Page and application data records >>
>>>
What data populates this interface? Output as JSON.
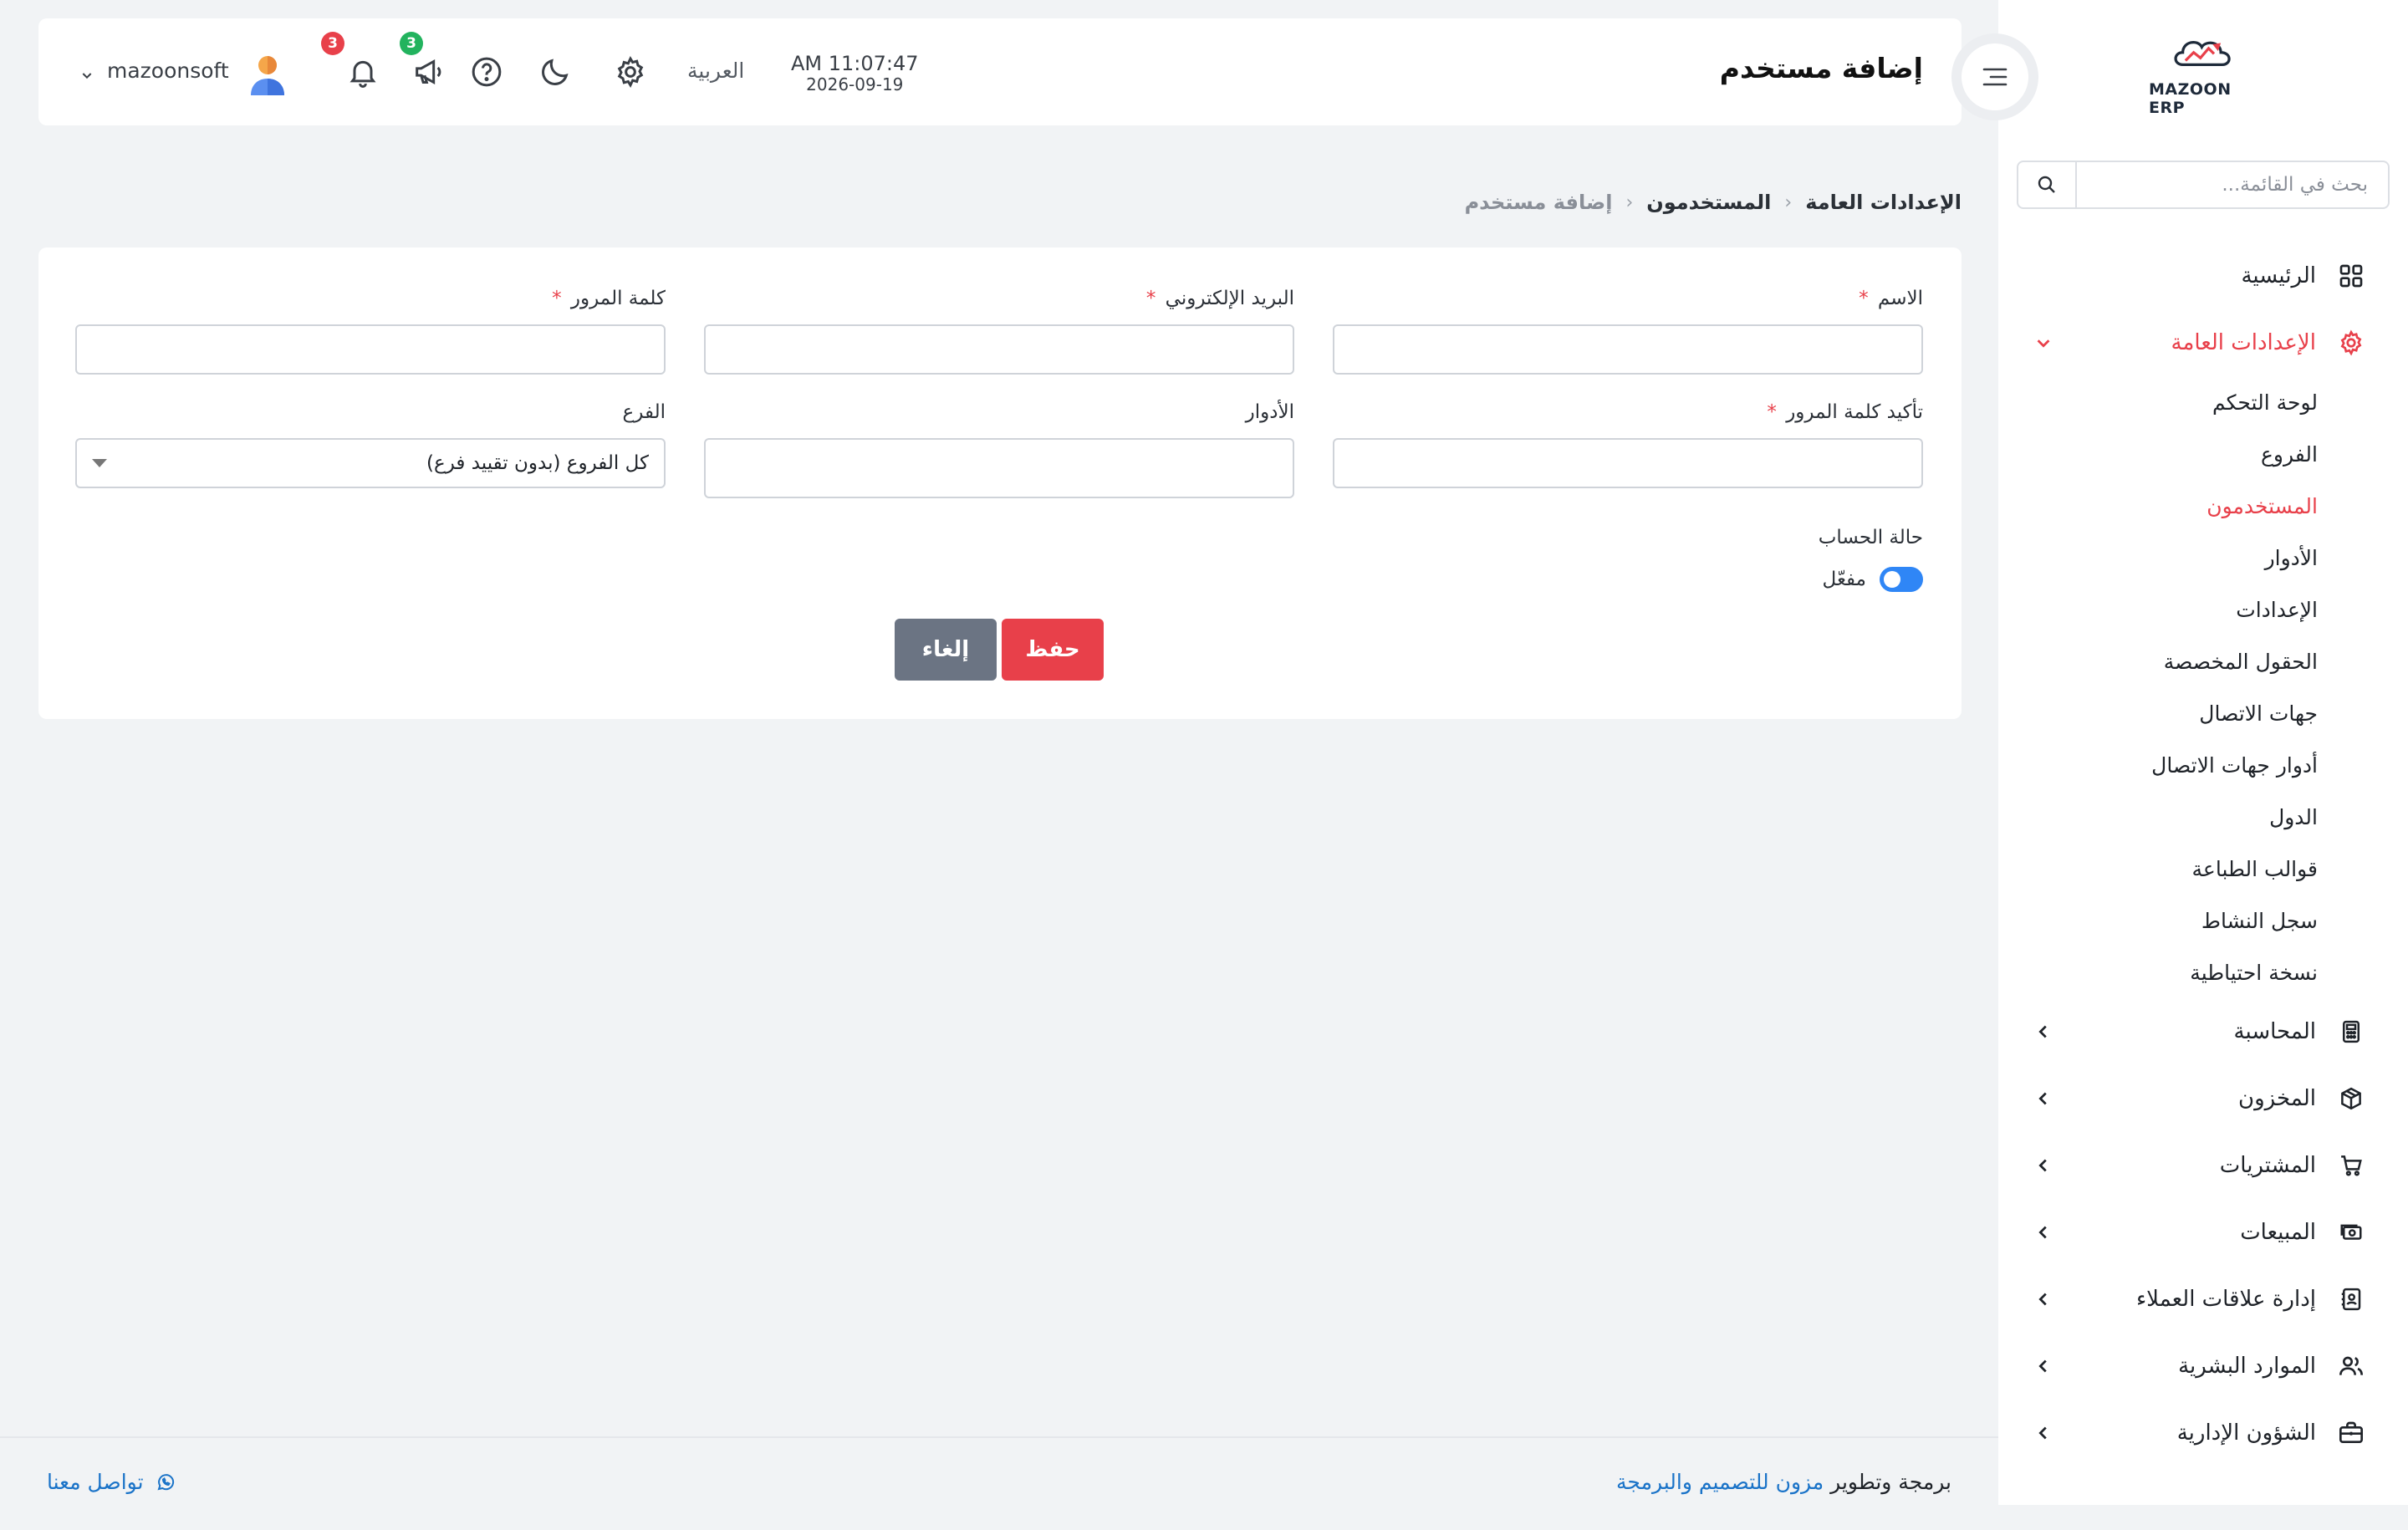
{
  "sidebar": {
    "logo_text": "MAZOON ERP",
    "search_placeholder": "بحث في القائمة...",
    "items": [
      {
        "label": "الرئيسية",
        "icon": "grid-icon"
      },
      {
        "label": "الإعدادات العامة",
        "icon": "gear-icon",
        "expanded": true,
        "children": [
          "لوحة التحكم",
          "الفروع",
          "المستخدمون",
          "الأدوار",
          "الإعدادات",
          "الحقول المخصصة",
          "جهات الاتصال",
          "أدوار جهات الاتصال",
          "الدول",
          "قوالب الطباعة",
          "سجل النشاط",
          "نسخة احتياطية"
        ],
        "active_child": "المستخدمون"
      },
      {
        "label": "المحاسبة",
        "icon": "calculator-icon"
      },
      {
        "label": "المخزون",
        "icon": "box-icon"
      },
      {
        "label": "المشتريات",
        "icon": "cart-icon"
      },
      {
        "label": "المبيعات",
        "icon": "cash-icon"
      },
      {
        "label": "إدارة علاقات العملاء",
        "icon": "contacts-book-icon"
      },
      {
        "label": "الموارد البشرية",
        "icon": "users-icon"
      },
      {
        "label": "الشؤون الإدارية",
        "icon": "briefcase-icon"
      }
    ]
  },
  "header": {
    "page_title": "إضافة مستخدم",
    "time": "AM 11:07:47",
    "date": "2026-09-19",
    "language": "العربية",
    "notifications_count": "3",
    "announcements_count": "3",
    "username": "mazoonsoft",
    "colors": {
      "notify_badge": "#e8404a",
      "announce_badge": "#22b35e"
    }
  },
  "breadcrumb": {
    "root": "الإعدادات العامة",
    "parent": "المستخدمون",
    "current": "إضافة مستخدم"
  },
  "form": {
    "name_label": "الاسم",
    "email_label": "البريد الإلكتروني",
    "password_label": "كلمة المرور",
    "confirm_password_label": "تأكيد كلمة المرور",
    "roles_label": "الأدوار",
    "branch_label": "الفرع",
    "branch_value": "كل الفروع (بدون تقييد فرع)",
    "required_mark": "*",
    "name_value": "",
    "email_value": "",
    "password_value": "",
    "confirm_password_value": "",
    "account_status_label": "حالة الحساب",
    "account_status_value": "مفعّل",
    "save_label": "حفظ",
    "cancel_label": "إلغاء",
    "colors": {
      "save": "#e8404a",
      "cancel": "#6b7483",
      "toggle_on": "#2f86f6"
    }
  },
  "footer": {
    "credit_prefix": "برمجة وتطوير",
    "credit_link": "مزون للتصميم والبرمجة",
    "contact_label": "تواصل معنا"
  }
}
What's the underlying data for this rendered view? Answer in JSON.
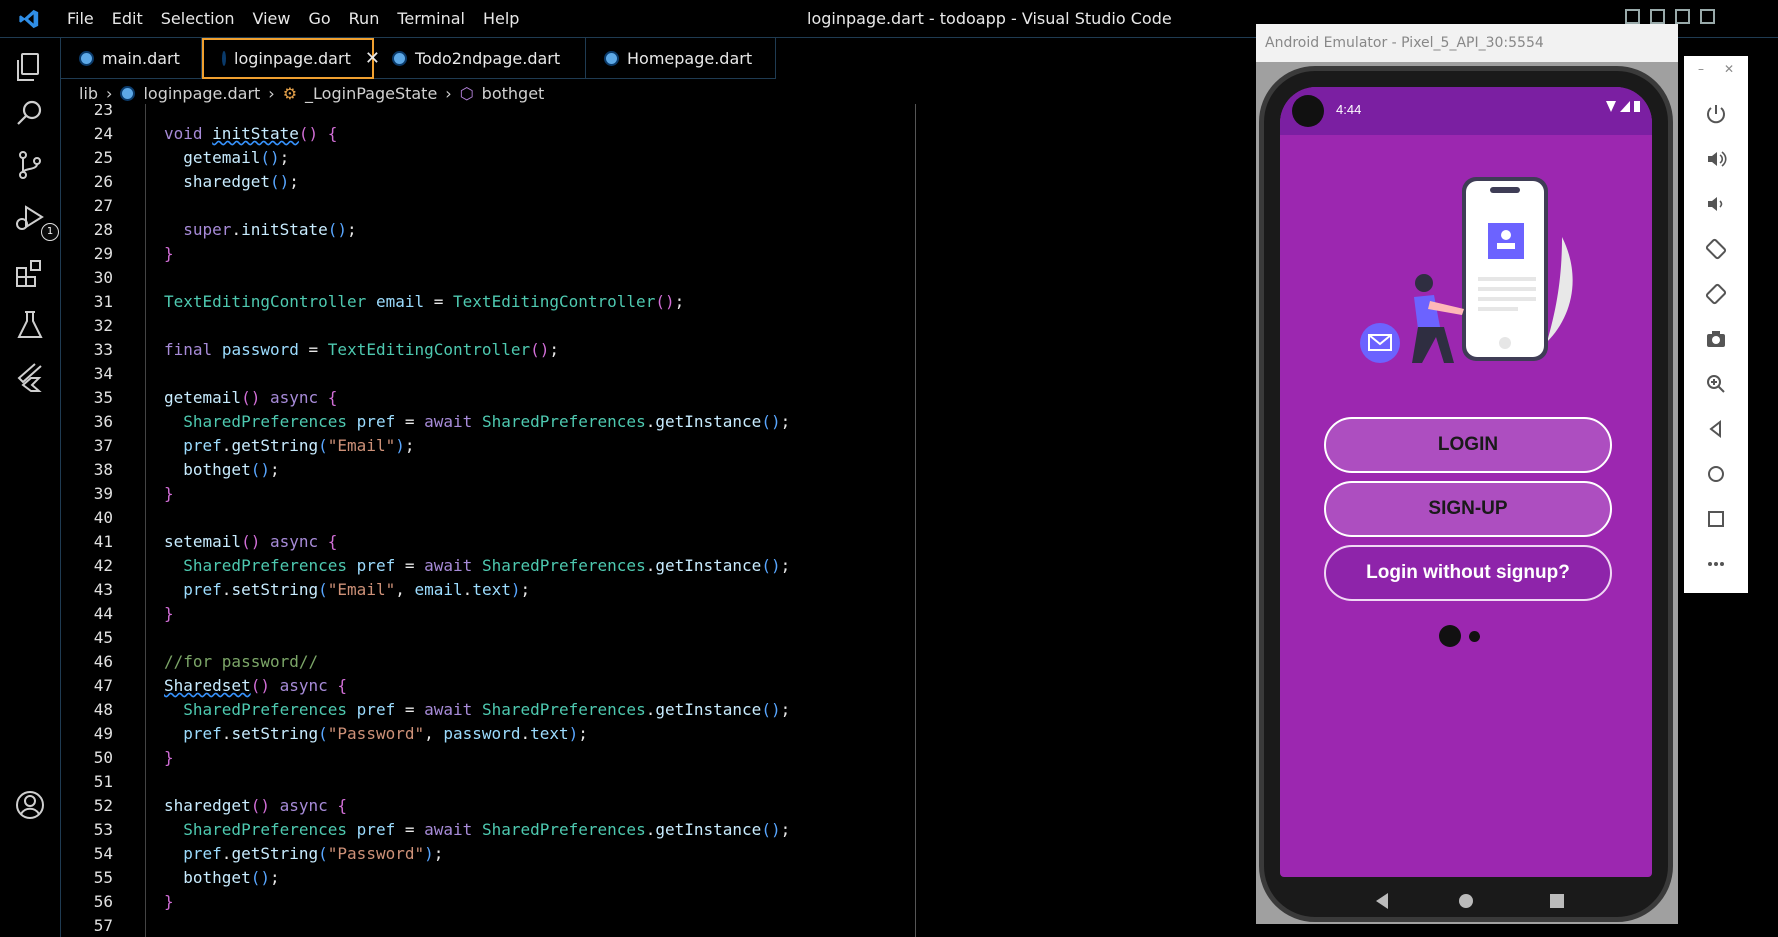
{
  "menu": [
    "File",
    "Edit",
    "Selection",
    "View",
    "Go",
    "Run",
    "Terminal",
    "Help"
  ],
  "window_title": "loginpage.dart - todoapp - Visual Studio Code",
  "tabs": [
    {
      "label": "main.dart"
    },
    {
      "label": "loginpage.dart",
      "active": true
    },
    {
      "label": "Todo2ndpage.dart"
    },
    {
      "label": "Homepage.dart"
    }
  ],
  "breadcrumb": {
    "root": "lib",
    "file": "loginpage.dart",
    "class": "_LoginPageState",
    "method": "bothget"
  },
  "debug_badge": "1",
  "code_lines": [
    {
      "n": "23",
      "html": ""
    },
    {
      "n": "24",
      "html": "<span class='kw'>void</span> <span class='fn squig'>initState</span><span class='br'>()</span> <span class='br'>{</span>"
    },
    {
      "n": "25",
      "html": "  <span class='fn'>getemail</span><span class='br2'>()</span><span class='pn'>;</span>"
    },
    {
      "n": "26",
      "html": "  <span class='fn'>sharedget</span><span class='br2'>()</span><span class='pn'>;</span>"
    },
    {
      "n": "27",
      "html": ""
    },
    {
      "n": "28",
      "html": "  <span class='kw'>super</span><span class='pn'>.</span><span class='fn'>initState</span><span class='br2'>()</span><span class='pn'>;</span>"
    },
    {
      "n": "29",
      "html": "<span class='br'>}</span>"
    },
    {
      "n": "30",
      "html": ""
    },
    {
      "n": "31",
      "html": "<span class='ty'>TextEditingController</span> <span class='var'>email</span> <span class='pn'>=</span> <span class='ty'>TextEditingController</span><span class='br'>()</span><span class='pn'>;</span>"
    },
    {
      "n": "32",
      "html": ""
    },
    {
      "n": "33",
      "html": "<span class='kw'>final</span> <span class='var'>password</span> <span class='pn'>=</span> <span class='ty'>TextEditingController</span><span class='br'>()</span><span class='pn'>;</span>"
    },
    {
      "n": "34",
      "html": ""
    },
    {
      "n": "35",
      "html": "<span class='fn'>getemail</span><span class='br'>()</span> <span class='kw'>async</span> <span class='br'>{</span>"
    },
    {
      "n": "36",
      "html": "  <span class='ty'>SharedPreferences</span> <span class='var'>pref</span> <span class='pn'>=</span> <span class='kw'>await</span> <span class='ty'>SharedPreferences</span><span class='pn'>.</span><span class='fn'>getInstance</span><span class='br2'>()</span><span class='pn'>;</span>"
    },
    {
      "n": "37",
      "html": "  <span class='var'>pref</span><span class='pn'>.</span><span class='fn'>getString</span><span class='br2'>(</span><span class='str'>\"Email\"</span><span class='br2'>)</span><span class='pn'>;</span>"
    },
    {
      "n": "38",
      "html": "  <span class='fn'>bothget</span><span class='br2'>()</span><span class='pn'>;</span>"
    },
    {
      "n": "39",
      "html": "<span class='br'>}</span>"
    },
    {
      "n": "40",
      "html": ""
    },
    {
      "n": "41",
      "html": "<span class='fn'>setemail</span><span class='br'>()</span> <span class='kw'>async</span> <span class='br'>{</span>"
    },
    {
      "n": "42",
      "html": "  <span class='ty'>SharedPreferences</span> <span class='var'>pref</span> <span class='pn'>=</span> <span class='kw'>await</span> <span class='ty'>SharedPreferences</span><span class='pn'>.</span><span class='fn'>getInstance</span><span class='br2'>()</span><span class='pn'>;</span>"
    },
    {
      "n": "43",
      "html": "  <span class='var'>pref</span><span class='pn'>.</span><span class='fn'>setString</span><span class='br2'>(</span><span class='str'>\"Email\"</span><span class='pn'>,</span> <span class='var'>email</span><span class='pn'>.</span><span class='var'>text</span><span class='br2'>)</span><span class='pn'>;</span>"
    },
    {
      "n": "44",
      "html": "<span class='br'>}</span>"
    },
    {
      "n": "45",
      "html": ""
    },
    {
      "n": "46",
      "html": "<span class='cm'>//for password//</span>"
    },
    {
      "n": "47",
      "html": "<span class='fn squig'>Sharedset</span><span class='br'>()</span> <span class='kw'>async</span> <span class='br'>{</span>"
    },
    {
      "n": "48",
      "html": "  <span class='ty'>SharedPreferences</span> <span class='var'>pref</span> <span class='pn'>=</span> <span class='kw'>await</span> <span class='ty'>SharedPreferences</span><span class='pn'>.</span><span class='fn'>getInstance</span><span class='br2'>()</span><span class='pn'>;</span>"
    },
    {
      "n": "49",
      "html": "  <span class='var'>pref</span><span class='pn'>.</span><span class='fn'>setString</span><span class='br2'>(</span><span class='str'>\"Password\"</span><span class='pn'>,</span> <span class='var'>password</span><span class='pn'>.</span><span class='var'>text</span><span class='br2'>)</span><span class='pn'>;</span>"
    },
    {
      "n": "50",
      "html": "<span class='br'>}</span>"
    },
    {
      "n": "51",
      "html": ""
    },
    {
      "n": "52",
      "html": "<span class='fn'>sharedget</span><span class='br'>()</span> <span class='kw'>async</span> <span class='br'>{</span>"
    },
    {
      "n": "53",
      "html": "  <span class='ty'>SharedPreferences</span> <span class='var'>pref</span> <span class='pn'>=</span> <span class='kw'>await</span> <span class='ty'>SharedPreferences</span><span class='pn'>.</span><span class='fn'>getInstance</span><span class='br2'>()</span><span class='pn'>;</span>"
    },
    {
      "n": "54",
      "html": "  <span class='var'>pref</span><span class='pn'>.</span><span class='fn'>getString</span><span class='br2'>(</span><span class='str'>\"Password\"</span><span class='br2'>)</span><span class='pn'>;</span>"
    },
    {
      "n": "55",
      "html": "  <span class='fn'>bothget</span><span class='br2'>()</span><span class='pn'>;</span>"
    },
    {
      "n": "56",
      "html": "<span class='br'>}</span>"
    },
    {
      "n": "57",
      "html": ""
    }
  ],
  "emulator": {
    "title": "Android Emulator - Pixel_5_API_30:5554",
    "time": "4:44",
    "buttons": [
      "LOGIN",
      "SIGN-UP",
      "Login without signup?"
    ],
    "screen_color": "#9c27b0"
  }
}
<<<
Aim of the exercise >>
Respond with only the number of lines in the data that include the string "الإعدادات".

Written answer >>
3